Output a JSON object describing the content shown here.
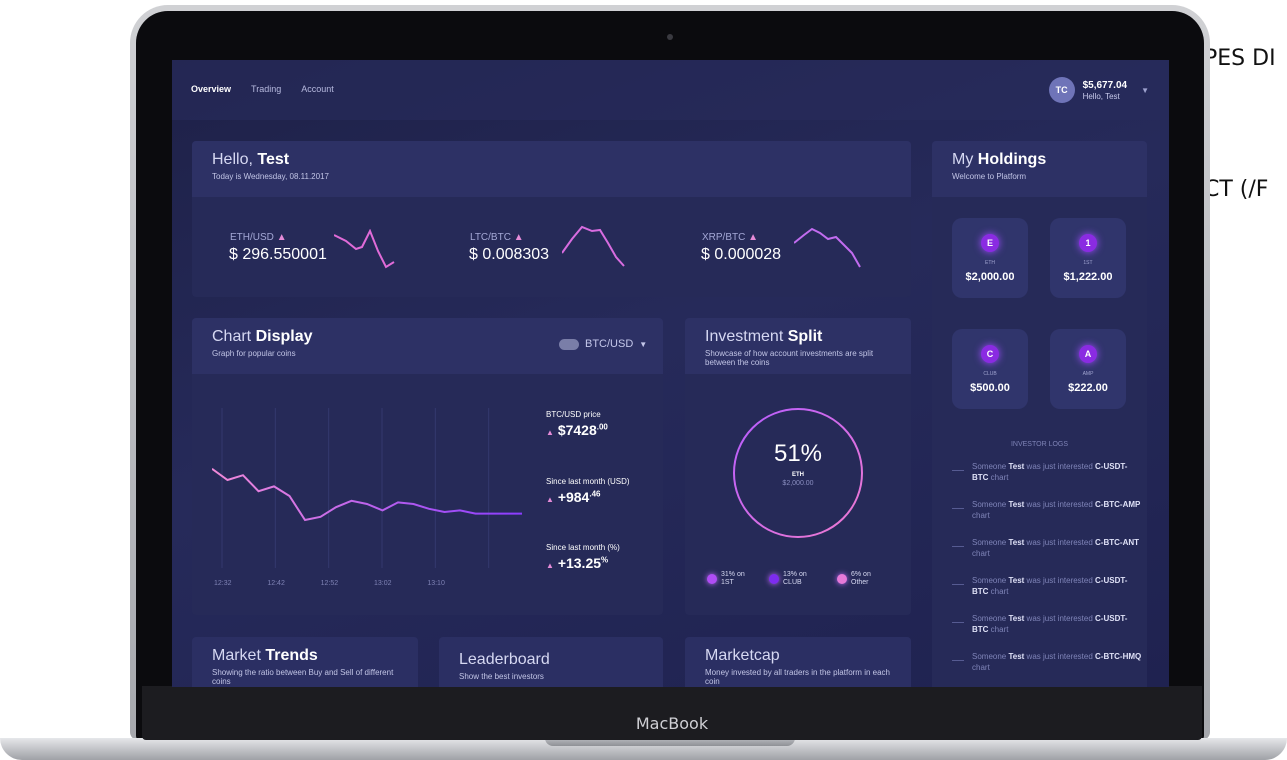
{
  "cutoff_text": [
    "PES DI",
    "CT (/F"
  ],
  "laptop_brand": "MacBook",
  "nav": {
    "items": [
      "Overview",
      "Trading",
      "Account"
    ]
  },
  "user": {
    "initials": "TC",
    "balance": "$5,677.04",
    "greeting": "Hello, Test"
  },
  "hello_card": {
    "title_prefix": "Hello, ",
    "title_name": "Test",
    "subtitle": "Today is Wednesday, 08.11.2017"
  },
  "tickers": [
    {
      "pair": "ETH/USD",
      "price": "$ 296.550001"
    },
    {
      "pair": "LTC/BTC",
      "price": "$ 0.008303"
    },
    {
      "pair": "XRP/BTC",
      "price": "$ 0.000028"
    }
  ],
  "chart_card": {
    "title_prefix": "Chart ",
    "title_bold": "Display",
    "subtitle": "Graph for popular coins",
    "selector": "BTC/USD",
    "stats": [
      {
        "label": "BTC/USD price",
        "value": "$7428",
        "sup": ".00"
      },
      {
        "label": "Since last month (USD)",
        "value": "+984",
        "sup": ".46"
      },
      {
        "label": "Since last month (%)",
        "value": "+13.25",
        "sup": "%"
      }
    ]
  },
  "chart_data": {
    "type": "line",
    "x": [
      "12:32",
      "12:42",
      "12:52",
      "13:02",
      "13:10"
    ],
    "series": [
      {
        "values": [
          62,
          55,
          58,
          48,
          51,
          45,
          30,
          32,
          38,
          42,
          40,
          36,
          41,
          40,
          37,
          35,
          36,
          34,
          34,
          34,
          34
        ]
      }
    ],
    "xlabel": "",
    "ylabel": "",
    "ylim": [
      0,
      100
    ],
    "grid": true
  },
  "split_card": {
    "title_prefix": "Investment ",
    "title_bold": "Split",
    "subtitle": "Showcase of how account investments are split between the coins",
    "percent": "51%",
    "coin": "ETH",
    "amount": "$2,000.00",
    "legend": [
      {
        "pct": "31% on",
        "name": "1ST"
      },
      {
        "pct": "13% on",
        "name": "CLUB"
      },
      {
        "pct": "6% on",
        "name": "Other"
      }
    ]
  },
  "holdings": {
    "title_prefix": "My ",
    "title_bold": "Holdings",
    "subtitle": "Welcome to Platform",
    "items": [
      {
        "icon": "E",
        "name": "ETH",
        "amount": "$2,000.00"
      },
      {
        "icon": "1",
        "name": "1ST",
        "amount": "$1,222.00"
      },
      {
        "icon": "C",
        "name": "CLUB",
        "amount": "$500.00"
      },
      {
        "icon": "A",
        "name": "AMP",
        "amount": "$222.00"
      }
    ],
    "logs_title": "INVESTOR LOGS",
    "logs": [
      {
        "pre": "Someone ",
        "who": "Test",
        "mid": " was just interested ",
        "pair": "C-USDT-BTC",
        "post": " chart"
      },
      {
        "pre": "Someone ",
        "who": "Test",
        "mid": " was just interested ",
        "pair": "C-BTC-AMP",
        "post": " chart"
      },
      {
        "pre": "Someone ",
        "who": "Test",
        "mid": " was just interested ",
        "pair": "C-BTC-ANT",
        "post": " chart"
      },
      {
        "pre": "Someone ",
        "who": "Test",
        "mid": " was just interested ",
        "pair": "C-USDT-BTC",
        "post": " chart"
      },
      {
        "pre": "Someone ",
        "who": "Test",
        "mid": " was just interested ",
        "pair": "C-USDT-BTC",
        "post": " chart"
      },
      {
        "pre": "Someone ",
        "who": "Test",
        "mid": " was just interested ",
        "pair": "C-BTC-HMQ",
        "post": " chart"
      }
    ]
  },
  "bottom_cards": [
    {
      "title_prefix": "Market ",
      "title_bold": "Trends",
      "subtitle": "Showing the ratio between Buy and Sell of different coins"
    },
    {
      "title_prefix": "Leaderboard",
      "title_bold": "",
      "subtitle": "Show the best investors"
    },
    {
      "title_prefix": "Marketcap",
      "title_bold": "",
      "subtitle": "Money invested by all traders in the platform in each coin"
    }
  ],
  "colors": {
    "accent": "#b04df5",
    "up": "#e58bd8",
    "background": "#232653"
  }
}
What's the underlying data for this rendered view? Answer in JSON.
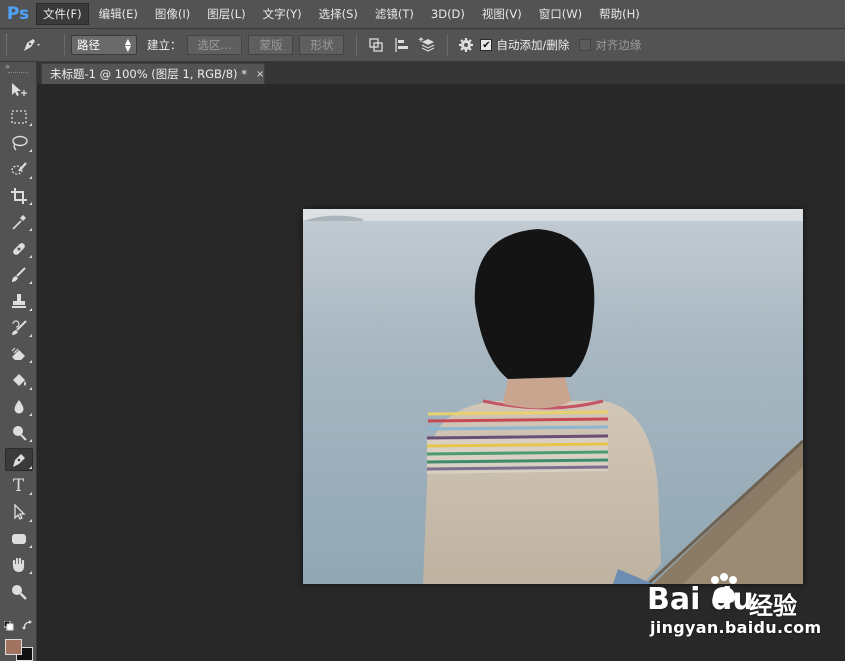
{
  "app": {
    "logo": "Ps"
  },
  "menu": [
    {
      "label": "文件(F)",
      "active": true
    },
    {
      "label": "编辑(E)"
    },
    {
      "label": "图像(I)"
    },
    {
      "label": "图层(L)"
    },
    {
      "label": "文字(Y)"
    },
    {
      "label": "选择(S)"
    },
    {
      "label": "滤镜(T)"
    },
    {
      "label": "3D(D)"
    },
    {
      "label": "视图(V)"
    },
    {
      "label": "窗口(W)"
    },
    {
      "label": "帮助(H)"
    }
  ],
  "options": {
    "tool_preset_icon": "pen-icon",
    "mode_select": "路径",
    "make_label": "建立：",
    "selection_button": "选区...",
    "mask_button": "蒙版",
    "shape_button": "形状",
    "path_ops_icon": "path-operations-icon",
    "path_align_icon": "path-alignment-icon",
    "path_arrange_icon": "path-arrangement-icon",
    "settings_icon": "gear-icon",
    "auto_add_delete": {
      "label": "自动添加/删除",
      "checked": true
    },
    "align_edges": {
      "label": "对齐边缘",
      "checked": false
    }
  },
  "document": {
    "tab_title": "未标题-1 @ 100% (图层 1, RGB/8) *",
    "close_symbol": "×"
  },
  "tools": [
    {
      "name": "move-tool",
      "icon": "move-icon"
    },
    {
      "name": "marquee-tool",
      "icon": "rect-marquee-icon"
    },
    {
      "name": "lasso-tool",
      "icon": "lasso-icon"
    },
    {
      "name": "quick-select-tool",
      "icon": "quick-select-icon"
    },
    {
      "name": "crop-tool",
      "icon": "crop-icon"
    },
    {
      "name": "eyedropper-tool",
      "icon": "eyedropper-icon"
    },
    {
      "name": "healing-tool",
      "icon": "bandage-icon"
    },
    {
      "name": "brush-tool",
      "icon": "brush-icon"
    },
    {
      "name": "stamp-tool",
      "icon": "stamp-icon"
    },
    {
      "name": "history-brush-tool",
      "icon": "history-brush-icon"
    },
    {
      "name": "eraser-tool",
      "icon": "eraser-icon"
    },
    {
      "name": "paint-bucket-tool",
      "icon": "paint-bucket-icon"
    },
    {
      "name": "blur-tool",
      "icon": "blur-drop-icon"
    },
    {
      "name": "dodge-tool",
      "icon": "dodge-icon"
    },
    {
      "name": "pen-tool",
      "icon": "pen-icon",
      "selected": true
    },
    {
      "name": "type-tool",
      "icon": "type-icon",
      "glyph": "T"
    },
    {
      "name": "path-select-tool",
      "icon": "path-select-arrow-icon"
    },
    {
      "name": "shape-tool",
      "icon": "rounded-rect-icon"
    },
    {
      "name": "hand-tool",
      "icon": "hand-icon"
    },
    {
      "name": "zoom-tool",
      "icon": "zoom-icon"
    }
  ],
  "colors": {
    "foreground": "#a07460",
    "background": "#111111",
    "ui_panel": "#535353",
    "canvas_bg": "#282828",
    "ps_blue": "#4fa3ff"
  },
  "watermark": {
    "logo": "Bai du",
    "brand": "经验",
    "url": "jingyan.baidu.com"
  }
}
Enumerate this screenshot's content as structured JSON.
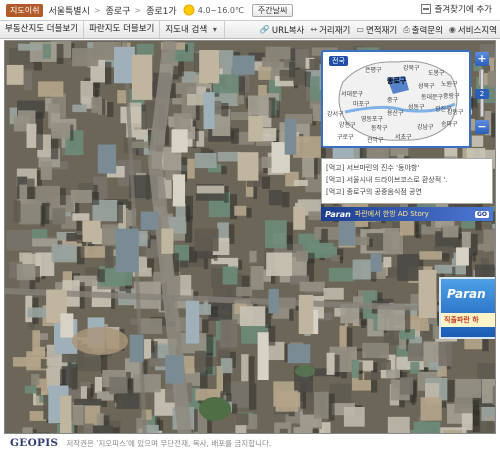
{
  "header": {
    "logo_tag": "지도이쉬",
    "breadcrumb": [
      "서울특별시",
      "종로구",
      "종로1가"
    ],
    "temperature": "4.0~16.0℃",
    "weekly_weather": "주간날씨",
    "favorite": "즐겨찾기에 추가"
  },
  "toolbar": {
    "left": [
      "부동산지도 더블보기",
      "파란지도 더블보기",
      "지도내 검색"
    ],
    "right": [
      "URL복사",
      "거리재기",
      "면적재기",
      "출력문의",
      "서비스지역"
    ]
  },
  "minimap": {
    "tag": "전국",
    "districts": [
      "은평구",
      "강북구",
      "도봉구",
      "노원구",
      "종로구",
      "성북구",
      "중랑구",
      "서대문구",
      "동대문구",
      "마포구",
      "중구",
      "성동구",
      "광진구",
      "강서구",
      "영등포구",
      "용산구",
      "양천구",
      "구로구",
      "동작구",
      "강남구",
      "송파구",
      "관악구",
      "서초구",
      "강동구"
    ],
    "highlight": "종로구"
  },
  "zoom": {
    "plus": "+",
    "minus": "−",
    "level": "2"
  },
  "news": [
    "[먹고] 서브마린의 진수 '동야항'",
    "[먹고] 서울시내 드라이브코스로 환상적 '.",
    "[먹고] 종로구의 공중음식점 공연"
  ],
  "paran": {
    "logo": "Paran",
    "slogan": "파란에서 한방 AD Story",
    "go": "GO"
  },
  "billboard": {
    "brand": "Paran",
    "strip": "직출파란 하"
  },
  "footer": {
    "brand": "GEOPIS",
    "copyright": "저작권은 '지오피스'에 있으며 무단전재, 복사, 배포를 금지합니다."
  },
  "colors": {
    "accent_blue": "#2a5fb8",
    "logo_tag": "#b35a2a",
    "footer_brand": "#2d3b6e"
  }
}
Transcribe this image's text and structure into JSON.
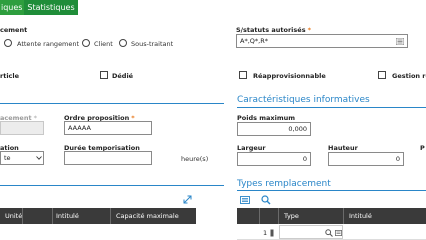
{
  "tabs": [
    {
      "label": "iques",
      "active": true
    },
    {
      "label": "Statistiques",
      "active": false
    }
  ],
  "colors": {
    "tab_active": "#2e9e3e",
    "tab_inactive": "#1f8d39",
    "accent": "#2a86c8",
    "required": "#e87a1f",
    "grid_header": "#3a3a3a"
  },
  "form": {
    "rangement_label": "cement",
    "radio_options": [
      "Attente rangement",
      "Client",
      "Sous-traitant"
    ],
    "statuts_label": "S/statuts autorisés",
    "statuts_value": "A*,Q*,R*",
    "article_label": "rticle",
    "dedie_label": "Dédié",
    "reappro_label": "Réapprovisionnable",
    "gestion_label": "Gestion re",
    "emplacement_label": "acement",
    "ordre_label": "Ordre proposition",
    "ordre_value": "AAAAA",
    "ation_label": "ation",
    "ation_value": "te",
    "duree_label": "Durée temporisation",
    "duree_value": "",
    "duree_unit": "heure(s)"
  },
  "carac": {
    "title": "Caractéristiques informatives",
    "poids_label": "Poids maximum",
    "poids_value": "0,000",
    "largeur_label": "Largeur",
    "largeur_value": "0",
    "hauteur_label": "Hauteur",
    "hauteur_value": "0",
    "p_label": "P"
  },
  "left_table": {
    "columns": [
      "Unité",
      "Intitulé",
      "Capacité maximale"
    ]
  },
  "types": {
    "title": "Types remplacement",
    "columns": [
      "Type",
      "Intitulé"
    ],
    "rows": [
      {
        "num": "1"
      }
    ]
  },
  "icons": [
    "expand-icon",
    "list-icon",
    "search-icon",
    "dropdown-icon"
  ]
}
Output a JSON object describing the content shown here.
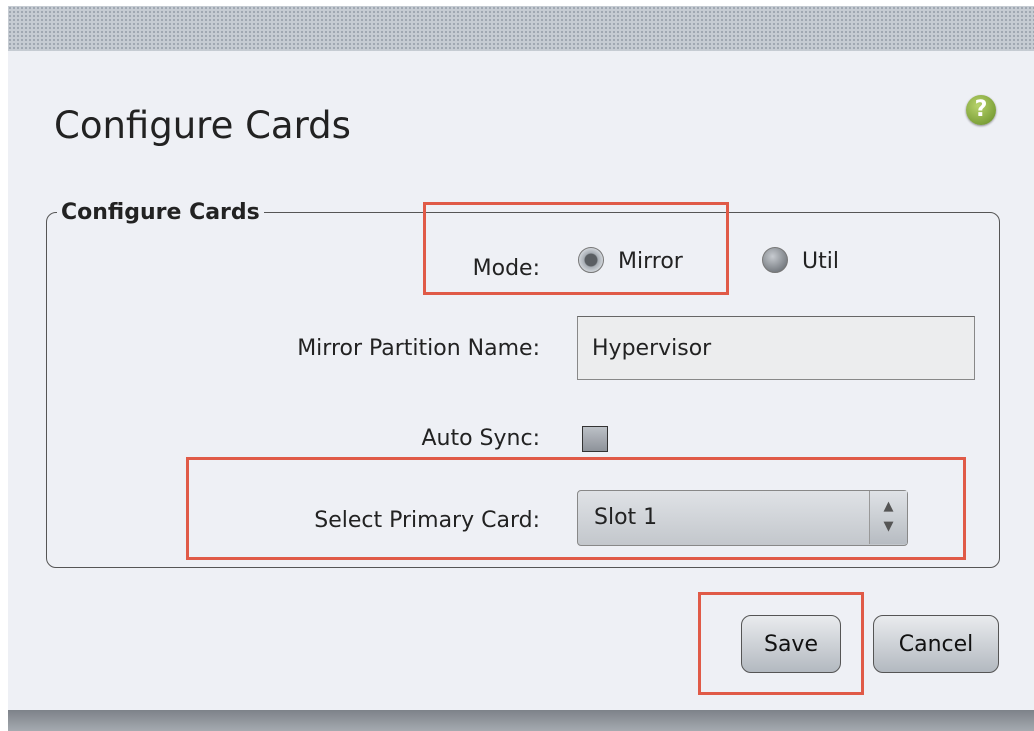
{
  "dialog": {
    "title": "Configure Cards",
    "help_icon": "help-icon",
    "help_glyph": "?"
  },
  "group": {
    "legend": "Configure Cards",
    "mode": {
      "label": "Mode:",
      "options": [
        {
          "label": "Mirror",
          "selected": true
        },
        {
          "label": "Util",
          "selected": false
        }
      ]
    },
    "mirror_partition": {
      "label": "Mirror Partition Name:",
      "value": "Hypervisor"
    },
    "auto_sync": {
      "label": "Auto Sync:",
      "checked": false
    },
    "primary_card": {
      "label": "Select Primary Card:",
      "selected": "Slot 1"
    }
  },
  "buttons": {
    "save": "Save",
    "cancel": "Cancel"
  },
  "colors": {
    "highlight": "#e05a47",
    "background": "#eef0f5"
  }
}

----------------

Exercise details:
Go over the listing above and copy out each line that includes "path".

Response to the task:
    "path_ops_icon": "path-operations-icon",
    "path_align_icon": "path-alignment-icon",
    "path_arrange_icon": "path-arrangement-icon",
      "name": "path-select-tool",
      "icon": "path-select-arrow-icon"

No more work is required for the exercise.